PROBLEM DESCRIPTION: The records must be returned word for word.

TASK INPUTS:
--*--

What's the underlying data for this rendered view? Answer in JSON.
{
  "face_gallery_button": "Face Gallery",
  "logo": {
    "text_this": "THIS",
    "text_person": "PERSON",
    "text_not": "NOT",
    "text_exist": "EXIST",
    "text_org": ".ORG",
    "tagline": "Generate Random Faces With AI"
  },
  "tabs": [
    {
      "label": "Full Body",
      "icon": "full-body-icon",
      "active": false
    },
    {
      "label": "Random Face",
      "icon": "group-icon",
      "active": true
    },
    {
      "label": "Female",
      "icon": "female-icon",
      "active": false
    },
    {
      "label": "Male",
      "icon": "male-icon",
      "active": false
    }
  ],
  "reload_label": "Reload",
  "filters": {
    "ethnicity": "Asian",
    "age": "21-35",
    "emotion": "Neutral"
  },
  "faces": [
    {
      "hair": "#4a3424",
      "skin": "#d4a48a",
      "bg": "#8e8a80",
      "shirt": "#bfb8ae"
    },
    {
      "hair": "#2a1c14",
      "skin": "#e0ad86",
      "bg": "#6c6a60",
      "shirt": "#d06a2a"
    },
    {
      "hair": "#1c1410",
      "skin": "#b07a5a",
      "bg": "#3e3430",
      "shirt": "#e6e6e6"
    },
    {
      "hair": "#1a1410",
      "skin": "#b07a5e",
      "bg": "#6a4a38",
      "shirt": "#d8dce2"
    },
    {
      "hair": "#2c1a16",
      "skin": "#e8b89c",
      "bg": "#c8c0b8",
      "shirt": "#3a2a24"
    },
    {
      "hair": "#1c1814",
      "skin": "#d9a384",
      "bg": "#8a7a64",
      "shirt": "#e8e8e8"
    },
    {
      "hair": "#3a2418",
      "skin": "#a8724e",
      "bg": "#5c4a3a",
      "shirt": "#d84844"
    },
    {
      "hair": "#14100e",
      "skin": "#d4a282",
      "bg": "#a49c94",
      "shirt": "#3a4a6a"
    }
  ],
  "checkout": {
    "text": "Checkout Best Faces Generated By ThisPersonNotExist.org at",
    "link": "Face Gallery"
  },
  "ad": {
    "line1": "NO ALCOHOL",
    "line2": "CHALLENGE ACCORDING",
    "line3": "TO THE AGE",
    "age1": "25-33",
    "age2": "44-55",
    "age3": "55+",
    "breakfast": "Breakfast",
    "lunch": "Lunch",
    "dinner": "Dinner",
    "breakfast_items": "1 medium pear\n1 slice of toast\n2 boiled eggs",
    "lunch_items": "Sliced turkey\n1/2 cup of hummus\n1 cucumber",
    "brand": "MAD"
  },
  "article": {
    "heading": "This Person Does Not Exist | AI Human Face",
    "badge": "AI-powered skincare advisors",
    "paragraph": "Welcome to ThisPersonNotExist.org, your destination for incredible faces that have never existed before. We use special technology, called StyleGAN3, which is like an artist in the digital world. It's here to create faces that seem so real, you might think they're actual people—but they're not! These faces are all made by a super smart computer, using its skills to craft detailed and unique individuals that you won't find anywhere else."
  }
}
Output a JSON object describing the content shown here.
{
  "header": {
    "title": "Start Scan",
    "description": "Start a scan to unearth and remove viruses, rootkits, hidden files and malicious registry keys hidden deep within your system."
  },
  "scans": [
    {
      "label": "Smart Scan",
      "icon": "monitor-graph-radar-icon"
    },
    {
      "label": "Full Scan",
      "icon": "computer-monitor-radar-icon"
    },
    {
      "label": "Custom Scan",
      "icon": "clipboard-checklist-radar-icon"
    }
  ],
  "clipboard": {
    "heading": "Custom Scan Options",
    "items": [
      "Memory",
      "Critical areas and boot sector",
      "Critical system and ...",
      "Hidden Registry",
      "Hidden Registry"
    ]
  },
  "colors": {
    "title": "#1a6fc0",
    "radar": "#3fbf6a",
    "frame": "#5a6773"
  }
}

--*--

SOLUTION FOR THIS TASK:
What's the underlying data for this rendered view? Answer in JSON.
{
  "face_gallery_button": "Face Gallery",
  "logo": {
    "text_this": "THIS",
    "text_person": "PERSON",
    "text_not": "NOT",
    "text_exist": "EXIST",
    "text_org": ".ORG",
    "tagline": "Generate Random Faces With AI"
  },
  "tabs": [
    {
      "label": "Full Body",
      "icon": "full-body-icon",
      "active": false
    },
    {
      "label": "Random Face",
      "icon": "group-icon",
      "active": true
    },
    {
      "label": "Female",
      "icon": "female-icon",
      "active": false
    },
    {
      "label": "Male",
      "icon": "male-icon",
      "active": false
    }
  ],
  "reload_label": "Reload",
  "filters": {
    "ethnicity": "Asian",
    "age": "21-35",
    "emotion": "Neutral"
  },
  "faces": [
    {
      "hair": "#4a3424",
      "skin": "#d4a48a",
      "bg": "#8e8a80",
      "shirt": "#bfb8ae"
    },
    {
      "hair": "#2a1c14",
      "skin": "#e0ad86",
      "bg": "#6c6a60",
      "shirt": "#d06a2a"
    },
    {
      "hair": "#1c1410",
      "skin": "#b07a5a",
      "bg": "#3e3430",
      "shirt": "#e6e6e6"
    },
    {
      "hair": "#1a1410",
      "skin": "#b07a5e",
      "bg": "#6a4a38",
      "shirt": "#d8dce2"
    },
    {
      "hair": "#2c1a16",
      "skin": "#e8b89c",
      "bg": "#c8c0b8",
      "shirt": "#3a2a24"
    },
    {
      "hair": "#1c1814",
      "skin": "#d9a384",
      "bg": "#8a7a64",
      "shirt": "#e8e8e8"
    },
    {
      "hair": "#3a2418",
      "skin": "#a8724e",
      "bg": "#5c4a3a",
      "shirt": "#d84844"
    },
    {
      "hair": "#14100e",
      "skin": "#d4a282",
      "bg": "#a49c94",
      "shirt": "#3a4a6a"
    }
  ],
  "checkout": {
    "text": "Checkout Best Faces Generated By ThisPersonNotExist.org at",
    "link": "Face Gallery"
  },
  "ad": {
    "line1": "NO ALCOHOL",
    "line2": "CHALLENGE ACCORDING",
    "line3": "TO THE AGE",
    "age1": "25-33",
    "age2": "44-55",
    "age3": "55+",
    "breakfast": "Breakfast",
    "lunch": "Lunch",
    "dinner": "Dinner",
    "breakfast_items": "1 medium pear\n1 slice of toast\n2 boiled eggs",
    "lunch_items": "Sliced turkey\n1/2 cup of hummus\n1 cucumber",
    "brand": "MAD"
  },
  "article": {
    "heading": "This Person Does Not Exist | AI Human Face",
    "badge": "AI-powered skincare advisors",
    "paragraph": "Welcome to ThisPersonNotExist.org, your destination for incredible faces that have never existed before. We use special technology, called StyleGAN3, which is like an artist in the digital world. It's here to create faces that seem so real, you might think they're actual people—but they're not! These faces are all made by a super smart computer, using its skills to craft detailed and unique individuals that you won't find anywhere else."
  }
}
Output a JSON object describing the content shown here.
{
  "header": {
    "title": "Start Scan",
    "description": "Start a scan to unearth and remove viruses, rootkits, hidden files and malicious registry keys hidden deep within your system."
  },
  "scans": [
    {
      "label": "Smart Scan",
      "icon": "monitor-graph-radar-icon"
    },
    {
      "label": "Full Scan",
      "icon": "computer-monitor-radar-icon"
    },
    {
      "label": "Custom Scan",
      "icon": "clipboard-checklist-radar-icon"
    }
  ],
  "clipboard": {
    "heading": "Custom Scan Options",
    "items": [
      "Memory",
      "Critical areas and boot sector",
      "Critical system and ...",
      "Hidden Registry",
      "Hidden Registry"
    ]
  },
  "colors": {
    "title": "#1a6fc0",
    "radar": "#3fbf6a",
    "frame": "#5a6773"
  }
}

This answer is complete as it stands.